A cooperative, community-oriented “public health model of correctional healthcare” was developed to address the needs of persons temporarily displaced into jail from the community, and to improve the health and safety of the community. It emphasizes 5 key elements: early detection, effective treatment, education, prevention, and continuity of care. In the program, physicians and case managers are “dually based”—they work both at the jail and at community healthcare centers. This, together with discharge planning, promotes continuity of care for inmates with serious and chronic medical conditions. This report characterizes the health status and healthcare in this group, and identifies facilitators and barriers to engagement in primary medical and mental health care after release from jail.
Baystate Medical Center, Springfield (Dr Lincoln), Hampden County Correctional Center, Ludlow (Drs Lincoln and Conklin), Abt Associates Inc, Cambridge (Mss Kennedy and Roberts and Dr Hammett), School of Public Health and Health Sciences, University of Massachusetts, Amherst (Dr Tuthill), Mass.
Corresponding author: Thomas Lincoln, MD, Baystate Medical Center, 759 Chestnut St, Springfield, MA 01199 (e-mail: email@example.com).
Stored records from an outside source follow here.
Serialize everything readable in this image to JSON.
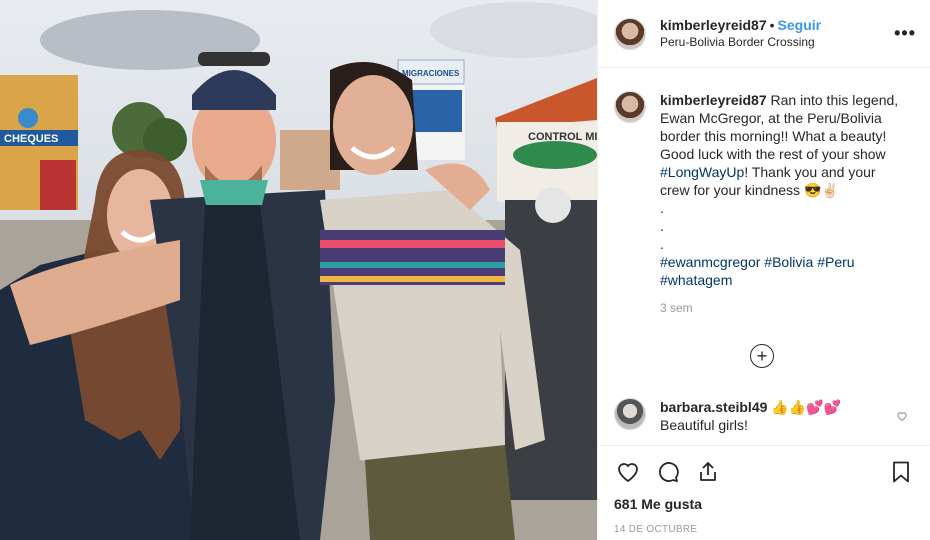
{
  "post": {
    "username": "kimberleyreid87",
    "separator": "•",
    "follow_label": "Seguir",
    "location": "Peru-Bolivia Border Crossing",
    "more_label": "•••"
  },
  "caption": {
    "username": "kimberleyreid87",
    "text_1": " Ran into this legend, Ewan McGregor, at the Peru/Bolivia border this morning!! What a beauty! Good luck with the rest of your show ",
    "tag_longwayup": "#LongWayUp",
    "text_2": "! Thank you and your crew for your kindness 😎✌🏻",
    "dots": [
      ".",
      ".",
      "."
    ],
    "tag_ewan": "#ewanmcgregor",
    "tag_bolivia": "#Bolivia",
    "tag_peru": "#Peru",
    "tag_whatagem": "#whatagem",
    "time": "3 sem"
  },
  "load_more": "+",
  "comment": {
    "username": "barbara.steibl49",
    "emojis": " 👍👍💕💕",
    "text": "Beautiful girls!",
    "like_icon": "heart-outline-icon"
  },
  "actions": {
    "like_icon": "heart-icon",
    "comment_icon": "comment-icon",
    "share_icon": "share-icon",
    "save_icon": "bookmark-icon",
    "likes": "681 Me gusta",
    "date": "14 DE OCTUBRE"
  },
  "photo": {
    "sign_1": "CHEQUES",
    "sign_2": "MIGRACIONES",
    "sign_3": "CONTROL MIGRA"
  },
  "colors": {
    "link": "#3897f0",
    "hashtag": "#003569",
    "muted": "#999999"
  }
}
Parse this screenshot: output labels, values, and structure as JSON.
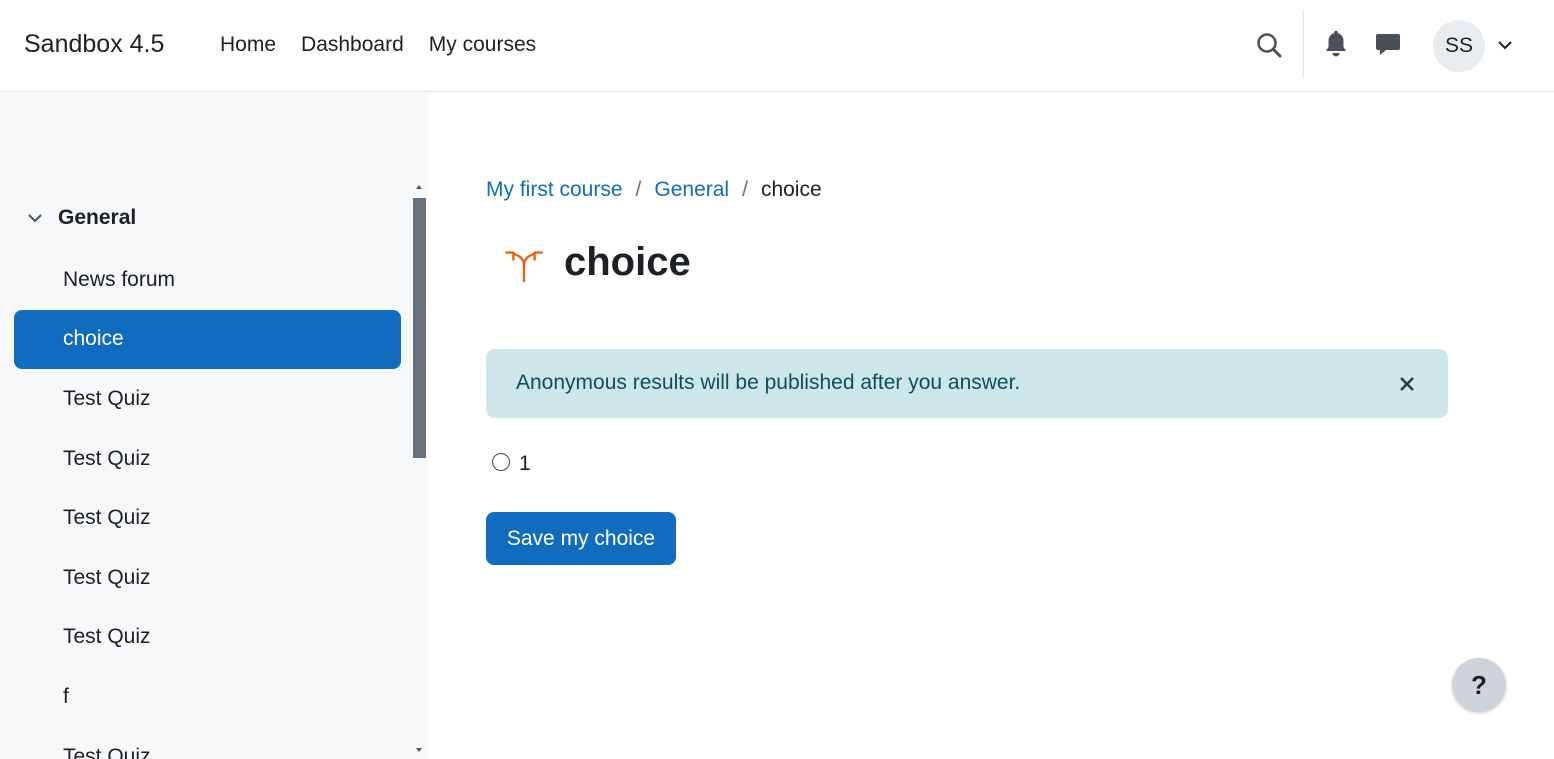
{
  "header": {
    "brand": "Sandbox 4.5",
    "nav": [
      "Home",
      "Dashboard",
      "My courses"
    ],
    "user_initials": "SS",
    "icons": [
      "search-icon",
      "bell-icon",
      "chat-icon",
      "chevron-down-icon"
    ]
  },
  "sidebar": {
    "section_title": "General",
    "items": [
      {
        "label": "News forum",
        "active": false
      },
      {
        "label": "choice",
        "active": true
      },
      {
        "label": "Test Quiz",
        "active": false
      },
      {
        "label": "Test Quiz",
        "active": false
      },
      {
        "label": "Test Quiz",
        "active": false
      },
      {
        "label": "Test Quiz",
        "active": false
      },
      {
        "label": "Test Quiz",
        "active": false
      },
      {
        "label": "f",
        "active": false
      },
      {
        "label": "Test Quiz",
        "active": false
      }
    ]
  },
  "breadcrumb": {
    "items": [
      "My first course",
      "General"
    ],
    "current": "choice",
    "separator": "/"
  },
  "page": {
    "title": "choice",
    "icon": "choice-split-arrow-icon",
    "icon_color": "#e8630a",
    "alert_text": "Anonymous results will be published after you answer.",
    "options": [
      {
        "label": "1",
        "selected": false
      }
    ],
    "save_label": "Save my choice"
  },
  "help_label": "?",
  "colors": {
    "primary": "#0f6cbf",
    "alert_bg": "#cce6ea",
    "sidebar_bg": "#f7f8fa"
  }
}
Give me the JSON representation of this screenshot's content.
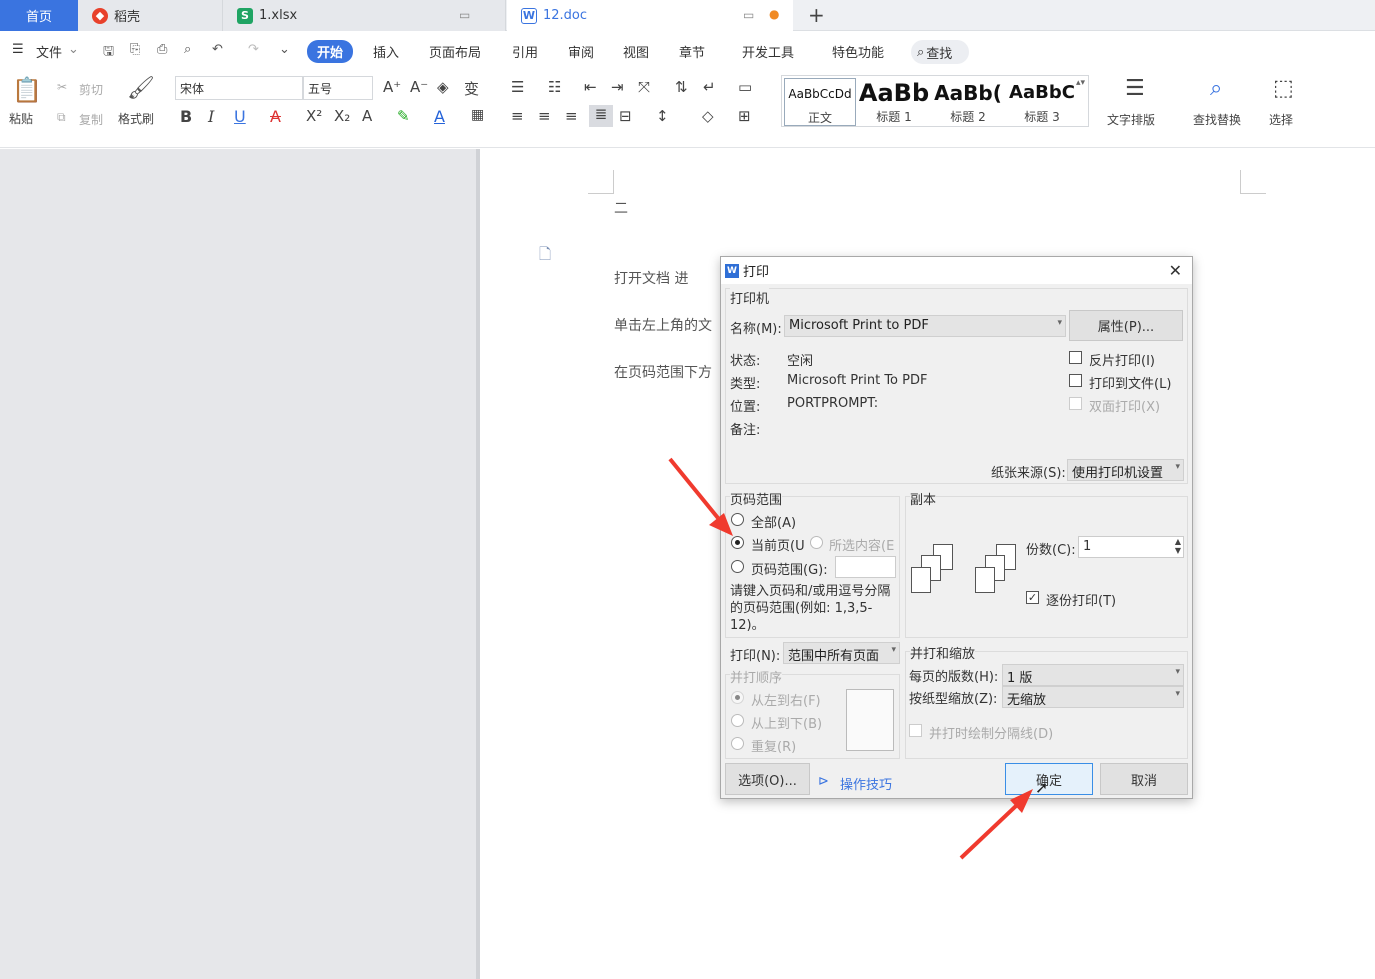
{
  "tabs": {
    "home": "首页",
    "daoke": "稻壳",
    "xlsx": "1.xlsx",
    "doc": "12.doc"
  },
  "menu": {
    "file": "文件",
    "start": "开始",
    "insert": "插入",
    "layout": "页面布局",
    "reference": "引用",
    "review": "审阅",
    "view": "视图",
    "section": "章节",
    "developer": "开发工具",
    "special": "特色功能",
    "search": "查找"
  },
  "ribbon": {
    "paste": "粘贴",
    "cut": "剪切",
    "copy": "复制",
    "format_painter": "格式刷",
    "font_name": "宋体",
    "font_size": "五号",
    "styles": [
      {
        "sample": "AaBbCcDd",
        "label": "正文"
      },
      {
        "sample": "AaBb",
        "label": "标题 1"
      },
      {
        "sample": "AaBb(",
        "label": "标题 2"
      },
      {
        "sample": "AaBbC",
        "label": "标题 3"
      }
    ],
    "text_layout": "文字排版",
    "find_replace": "查找替换",
    "select": "选择"
  },
  "document": {
    "line0": "二",
    "line1": "打开文档   进",
    "line2": "单击左上角的文",
    "line3": "在页码范围下方"
  },
  "dialog": {
    "title": "打印",
    "printer_group": "打印机",
    "name_label": "名称(M):",
    "printer_name": "Microsoft Print to PDF",
    "properties_btn": "属性(P)...",
    "status_label": "状态:",
    "status_value": "空闲",
    "type_label": "类型:",
    "type_value": "Microsoft Print To PDF",
    "location_label": "位置:",
    "location_value": "PORTPROMPT:",
    "comment_label": "备注:",
    "reverse_print": "反片打印(I)",
    "print_to_file": "打印到文件(L)",
    "duplex": "双面打印(X)",
    "paper_source_label": "纸张来源(S):",
    "paper_source_value": "使用打印机设置",
    "range_group": "页码范围",
    "range_all": "全部(A)",
    "range_current": "当前页(U",
    "range_selection": "所选内容(E",
    "range_pages": "页码范围(G):",
    "range_hint": "请键入页码和/或用逗号分隔的页码范围(例如: 1,3,5-12)。",
    "copies_group": "副本",
    "copies_label": "份数(C):",
    "copies_value": "1",
    "collate": "逐份打印(T)",
    "print_label": "打印(N):",
    "print_value": "范围中所有页面",
    "order_group": "并打顺序",
    "order_lr": "从左到右(F)",
    "order_tb": "从上到下(B)",
    "order_repeat": "重复(R)",
    "zoom_group": "并打和缩放",
    "pages_per_sheet_label": "每页的版数(H):",
    "pages_per_sheet_value": "1 版",
    "scale_label": "按纸型缩放(Z):",
    "scale_value": "无缩放",
    "draw_borders": "并打时绘制分隔线(D)",
    "options_btn": "选项(O)...",
    "tips_link": "操作技巧",
    "ok_btn": "确定",
    "cancel_btn": "取消"
  },
  "colors": {
    "accent": "#3a74e0",
    "annotation_arrow": "#f03a2e"
  }
}
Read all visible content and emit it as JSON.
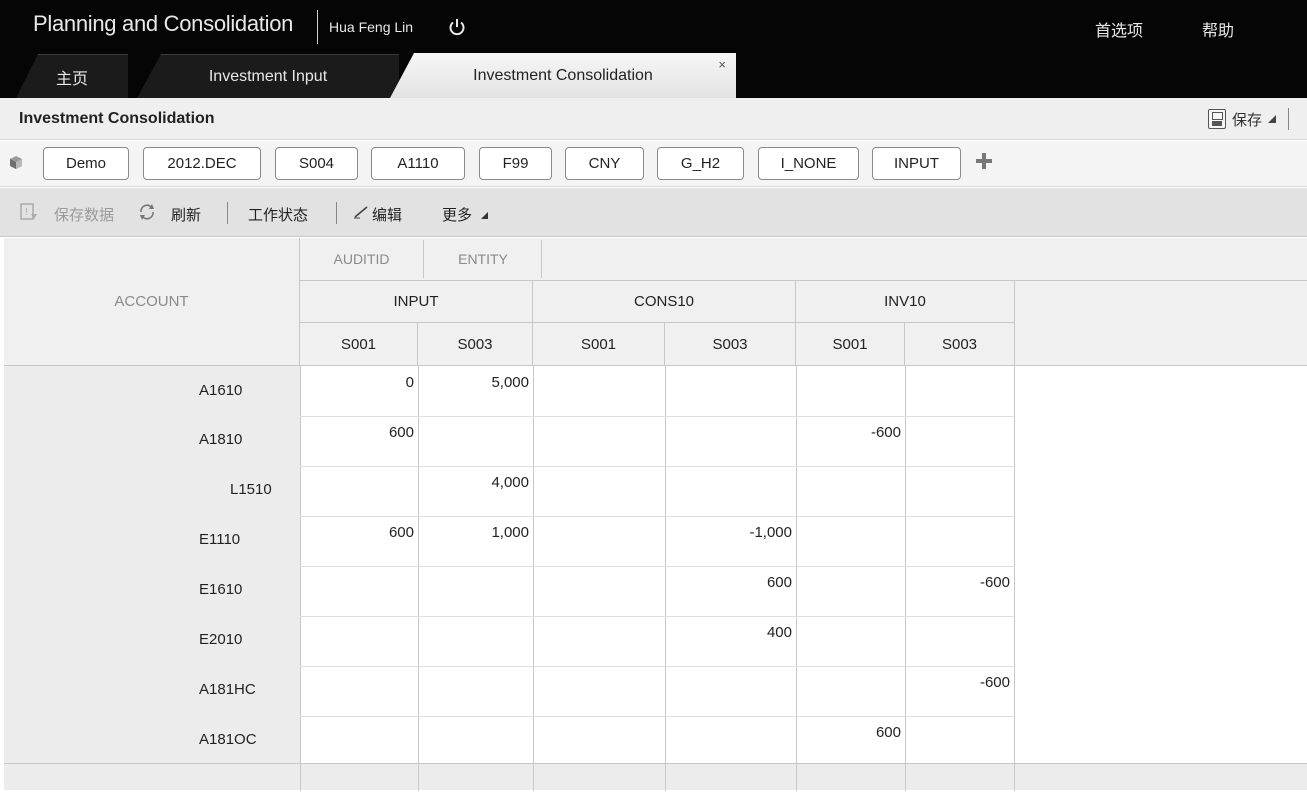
{
  "app": {
    "title": "Planning and Consolidation",
    "user": "Hua Feng Lin",
    "preferences": "首选项",
    "help": "帮助"
  },
  "tabs": [
    {
      "label": "主页"
    },
    {
      "label": "Investment Input"
    },
    {
      "label": "Investment Consolidation",
      "close": "×"
    }
  ],
  "page": {
    "title": "Investment Consolidation",
    "save_label": "保存"
  },
  "context": {
    "members": [
      "Demo",
      "2012.DEC",
      "S004",
      "A1110",
      "F99",
      "CNY",
      "G_H2",
      "I_NONE",
      "INPUT"
    ]
  },
  "toolbar": {
    "save_data": "保存数据",
    "refresh": "刷新",
    "work_status": "工作状态",
    "edit": "编辑",
    "more": "更多"
  },
  "grid": {
    "dim_audit": "AUDITID",
    "dim_entity": "ENTITY",
    "dim_account": "ACCOUNT",
    "groups": [
      "INPUT",
      "CONS10",
      "INV10"
    ],
    "columns": [
      "S001",
      "S003",
      "S001",
      "S003",
      "S001",
      "S003"
    ],
    "rows": [
      {
        "account": "A1610",
        "values": [
          "0",
          "5,000",
          "",
          "",
          "",
          ""
        ]
      },
      {
        "account": "A1810",
        "values": [
          "600",
          "",
          "",
          "",
          "-600",
          ""
        ]
      },
      {
        "account": "L1510",
        "values": [
          "",
          "4,000",
          "",
          "",
          "",
          ""
        ]
      },
      {
        "account": "E1110",
        "values": [
          "600",
          "1,000",
          "",
          "-1,000",
          "",
          ""
        ]
      },
      {
        "account": "E1610",
        "values": [
          "",
          "",
          "",
          "600",
          "",
          "-600"
        ]
      },
      {
        "account": "E2010",
        "values": [
          "",
          "",
          "",
          "400",
          "",
          ""
        ]
      },
      {
        "account": "A181HC",
        "values": [
          "",
          "",
          "",
          "",
          "",
          "-600"
        ]
      },
      {
        "account": "A181OC",
        "values": [
          "",
          "",
          "",
          "",
          "600",
          ""
        ]
      }
    ]
  }
}
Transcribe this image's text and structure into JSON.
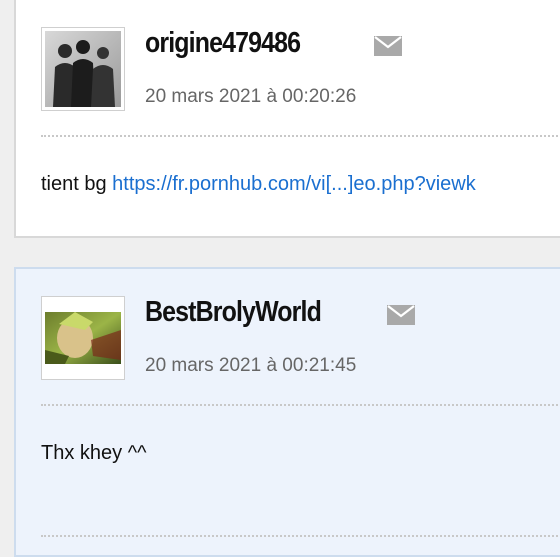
{
  "posts": [
    {
      "username": "origine479486",
      "date": "20 mars 2021 à 00:20:26",
      "avatar_icon": "avatar-silhouettes",
      "message_text": "tient bg ",
      "message_link": "https://fr.pornhub.com/vi[...]eo.php?viewk"
    },
    {
      "username": "BestBrolyWorld",
      "date": "20 mars 2021 à 00:21:45",
      "avatar_icon": "avatar-broly",
      "message_text": "Thx khey ^^"
    }
  ],
  "colors": {
    "page_bg": "#efefef",
    "post_bg": "#ffffff",
    "highlight_post_bg": "#edf3fc",
    "link": "#1a6fd0",
    "date": "#666666"
  }
}
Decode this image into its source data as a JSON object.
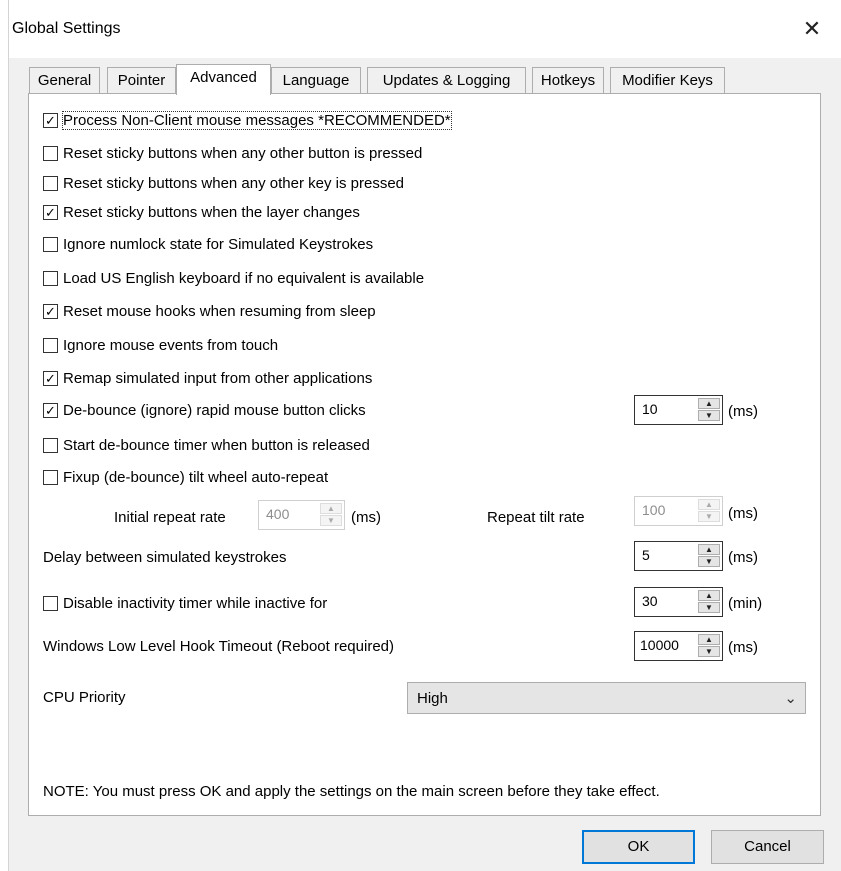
{
  "window": {
    "title": "Global Settings",
    "close_glyph": "✕"
  },
  "tabs": [
    {
      "label": "General"
    },
    {
      "label": "Pointer"
    },
    {
      "label": "Advanced"
    },
    {
      "label": "Language"
    },
    {
      "label": "Updates & Logging"
    },
    {
      "label": "Hotkeys"
    },
    {
      "label": "Modifier Keys"
    }
  ],
  "active_tab": "Advanced",
  "checkboxes": [
    {
      "label": "Process Non-Client mouse messages *RECOMMENDED*",
      "checked": true
    },
    {
      "label": "Reset sticky buttons when any other button is pressed",
      "checked": false
    },
    {
      "label": "Reset sticky buttons when any other key is pressed",
      "checked": false
    },
    {
      "label": "Reset sticky buttons when the layer changes",
      "checked": true
    },
    {
      "label": "Ignore numlock state for Simulated Keystrokes",
      "checked": false
    },
    {
      "label": "Load US English keyboard if no equivalent is available",
      "checked": false
    },
    {
      "label": "Reset mouse hooks when resuming from sleep",
      "checked": true
    },
    {
      "label": "Ignore mouse events from touch",
      "checked": false
    },
    {
      "label": "Remap simulated input from other applications",
      "checked": true
    },
    {
      "label": "De-bounce (ignore) rapid mouse button clicks",
      "checked": true
    },
    {
      "label": "Start de-bounce timer when button is released",
      "checked": false
    },
    {
      "label": "Fixup (de-bounce) tilt wheel auto-repeat",
      "checked": false
    },
    {
      "label": "Disable inactivity timer while inactive for",
      "checked": false
    }
  ],
  "check_glyph": "✓",
  "spinners": {
    "debounce": {
      "value": "10",
      "unit": "(ms)"
    },
    "initial_repeat": {
      "label": "Initial repeat rate",
      "value": "400",
      "unit": "(ms)"
    },
    "repeat_tilt": {
      "label": "Repeat tilt rate",
      "value": "100",
      "unit": "(ms)"
    },
    "delay": {
      "label": "Delay between simulated keystrokes",
      "value": "5",
      "unit": "(ms)"
    },
    "inactivity": {
      "value": "30",
      "unit": "(min)"
    },
    "hook_timeout": {
      "label": "Windows Low Level Hook Timeout (Reboot required)",
      "value": "10000",
      "unit": "(ms)"
    }
  },
  "spin_glyphs": {
    "up": "▲",
    "down": "▼"
  },
  "cpu_priority": {
    "label": "CPU Priority",
    "value": "High",
    "arrow": "⌄"
  },
  "note": "NOTE: You must press OK and apply the settings on the main screen before they take effect.",
  "buttons": {
    "ok": "OK",
    "cancel": "Cancel"
  }
}
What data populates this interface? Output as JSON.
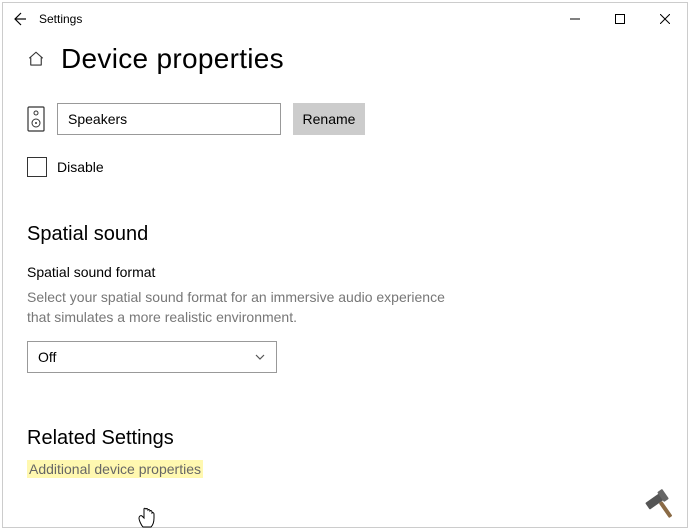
{
  "titlebar": {
    "app_title": "Settings"
  },
  "page": {
    "title": "Device properties"
  },
  "device": {
    "name_value": "Speakers",
    "rename_label": "Rename"
  },
  "disable": {
    "label": "Disable",
    "checked": false
  },
  "spatial": {
    "section_title": "Spatial sound",
    "field_label": "Spatial sound format",
    "description": "Select your spatial sound format for an immersive audio experience that simulates a more realistic environment.",
    "selected": "Off"
  },
  "related": {
    "section_title": "Related Settings",
    "link_label": "Additional device properties"
  }
}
The evaluation of Hampden County's public health model of correctional healthcare was funded through the Hampden County Sheriff's Department, Baystate Medical Center, and grants from the National Institute of Justice, the Centers for Disease Control and Prevention, and the Center on Crime, Communities, and Culture of the Open Society Institute. We also thank the participants, including healthcare staff and patients, who shared their time and experience. Views expressed are those of the authors and not necessarily the supporting institutions.